Excerpts from an interface dataset
[Start of Attachment]

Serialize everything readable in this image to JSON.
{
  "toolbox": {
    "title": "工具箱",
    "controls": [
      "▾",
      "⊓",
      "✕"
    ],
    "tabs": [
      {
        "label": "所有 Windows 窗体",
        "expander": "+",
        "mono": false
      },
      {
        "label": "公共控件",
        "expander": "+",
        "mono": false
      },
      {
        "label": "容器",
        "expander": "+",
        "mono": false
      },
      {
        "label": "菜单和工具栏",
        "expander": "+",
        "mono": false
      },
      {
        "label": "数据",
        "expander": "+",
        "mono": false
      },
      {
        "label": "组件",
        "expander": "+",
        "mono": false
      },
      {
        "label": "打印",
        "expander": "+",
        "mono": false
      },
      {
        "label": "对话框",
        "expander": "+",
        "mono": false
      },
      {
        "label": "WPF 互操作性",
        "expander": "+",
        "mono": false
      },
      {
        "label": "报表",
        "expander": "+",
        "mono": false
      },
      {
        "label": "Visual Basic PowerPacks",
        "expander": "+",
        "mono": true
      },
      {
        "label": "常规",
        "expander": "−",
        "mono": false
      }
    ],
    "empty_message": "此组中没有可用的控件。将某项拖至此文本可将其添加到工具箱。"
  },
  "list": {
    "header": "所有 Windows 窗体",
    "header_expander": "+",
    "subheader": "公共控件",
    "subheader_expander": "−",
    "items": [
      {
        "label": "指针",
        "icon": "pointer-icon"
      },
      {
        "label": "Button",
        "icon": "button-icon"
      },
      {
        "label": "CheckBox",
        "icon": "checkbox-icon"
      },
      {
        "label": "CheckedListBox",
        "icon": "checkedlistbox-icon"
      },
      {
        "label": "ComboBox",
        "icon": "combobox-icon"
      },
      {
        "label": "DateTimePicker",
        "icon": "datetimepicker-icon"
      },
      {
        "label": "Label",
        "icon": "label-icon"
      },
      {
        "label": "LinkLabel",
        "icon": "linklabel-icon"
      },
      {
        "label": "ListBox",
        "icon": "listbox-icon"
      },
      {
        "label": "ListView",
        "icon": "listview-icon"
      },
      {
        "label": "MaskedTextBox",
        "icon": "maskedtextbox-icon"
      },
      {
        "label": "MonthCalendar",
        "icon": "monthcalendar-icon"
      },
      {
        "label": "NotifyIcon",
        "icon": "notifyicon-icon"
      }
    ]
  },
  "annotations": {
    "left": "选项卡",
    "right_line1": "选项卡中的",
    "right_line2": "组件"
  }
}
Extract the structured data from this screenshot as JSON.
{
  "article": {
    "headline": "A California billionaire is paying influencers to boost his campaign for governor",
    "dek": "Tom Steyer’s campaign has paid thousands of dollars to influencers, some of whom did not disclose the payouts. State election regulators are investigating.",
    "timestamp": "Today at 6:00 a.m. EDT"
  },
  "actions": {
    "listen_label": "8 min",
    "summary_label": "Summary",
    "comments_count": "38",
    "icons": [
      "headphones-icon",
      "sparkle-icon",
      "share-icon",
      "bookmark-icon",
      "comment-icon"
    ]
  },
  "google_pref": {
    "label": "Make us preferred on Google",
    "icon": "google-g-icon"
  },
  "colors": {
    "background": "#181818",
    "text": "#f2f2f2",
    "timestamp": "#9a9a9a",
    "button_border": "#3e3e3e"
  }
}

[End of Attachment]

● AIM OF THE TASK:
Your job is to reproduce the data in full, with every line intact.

● WRITTEN SOLUTION:
Serialize everything readable in this image to JSON.
{
  "toolbox": {
    "title": "工具箱",
    "controls": [
      "▾",
      "⊓",
      "✕"
    ],
    "tabs": [
      {
        "label": "所有 Windows 窗体",
        "expander": "+",
        "mono": false
      },
      {
        "label": "公共控件",
        "expander": "+",
        "mono": false
      },
      {
        "label": "容器",
        "expander": "+",
        "mono": false
      },
      {
        "label": "菜单和工具栏",
        "expander": "+",
        "mono": false
      },
      {
        "label": "数据",
        "expander": "+",
        "mono": false
      },
      {
        "label": "组件",
        "expander": "+",
        "mono": false
      },
      {
        "label": "打印",
        "expander": "+",
        "mono": false
      },
      {
        "label": "对话框",
        "expander": "+",
        "mono": false
      },
      {
        "label": "WPF 互操作性",
        "expander": "+",
        "mono": false
      },
      {
        "label": "报表",
        "expander": "+",
        "mono": false
      },
      {
        "label": "Visual Basic PowerPacks",
        "expander": "+",
        "mono": true
      },
      {
        "label": "常规",
        "expander": "−",
        "mono": false
      }
    ],
    "empty_message": "此组中没有可用的控件。将某项拖至此文本可将其添加到工具箱。"
  },
  "list": {
    "header": "所有 Windows 窗体",
    "header_expander": "+",
    "subheader": "公共控件",
    "subheader_expander": "−",
    "items": [
      {
        "label": "指针",
        "icon": "pointer-icon"
      },
      {
        "label": "Button",
        "icon": "button-icon"
      },
      {
        "label": "CheckBox",
        "icon": "checkbox-icon"
      },
      {
        "label": "CheckedListBox",
        "icon": "checkedlistbox-icon"
      },
      {
        "label": "ComboBox",
        "icon": "combobox-icon"
      },
      {
        "label": "DateTimePicker",
        "icon": "datetimepicker-icon"
      },
      {
        "label": "Label",
        "icon": "label-icon"
      },
      {
        "label": "LinkLabel",
        "icon": "linklabel-icon"
      },
      {
        "label": "ListBox",
        "icon": "listbox-icon"
      },
      {
        "label": "ListView",
        "icon": "listview-icon"
      },
      {
        "label": "MaskedTextBox",
        "icon": "maskedtextbox-icon"
      },
      {
        "label": "MonthCalendar",
        "icon": "monthcalendar-icon"
      },
      {
        "label": "NotifyIcon",
        "icon": "notifyicon-icon"
      }
    ]
  },
  "annotations": {
    "left": "选项卡",
    "right_line1": "选项卡中的",
    "right_line2": "组件"
  }
}
Extract the structured data from this screenshot as JSON.
{
  "article": {
    "headline": "A California billionaire is paying influencers to boost his campaign for governor",
    "dek": "Tom Steyer’s campaign has paid thousands of dollars to influencers, some of whom did not disclose the payouts. State election regulators are investigating.",
    "timestamp": "Today at 6:00 a.m. EDT"
  },
  "actions": {
    "listen_label": "8 min",
    "summary_label": "Summary",
    "comments_count": "38",
    "icons": [
      "headphones-icon",
      "sparkle-icon",
      "share-icon",
      "bookmark-icon",
      "comment-icon"
    ]
  },
  "google_pref": {
    "label": "Make us preferred on Google",
    "icon": "google-g-icon"
  },
  "colors": {
    "background": "#181818",
    "text": "#f2f2f2",
    "timestamp": "#9a9a9a",
    "button_border": "#3e3e3e"
  }
}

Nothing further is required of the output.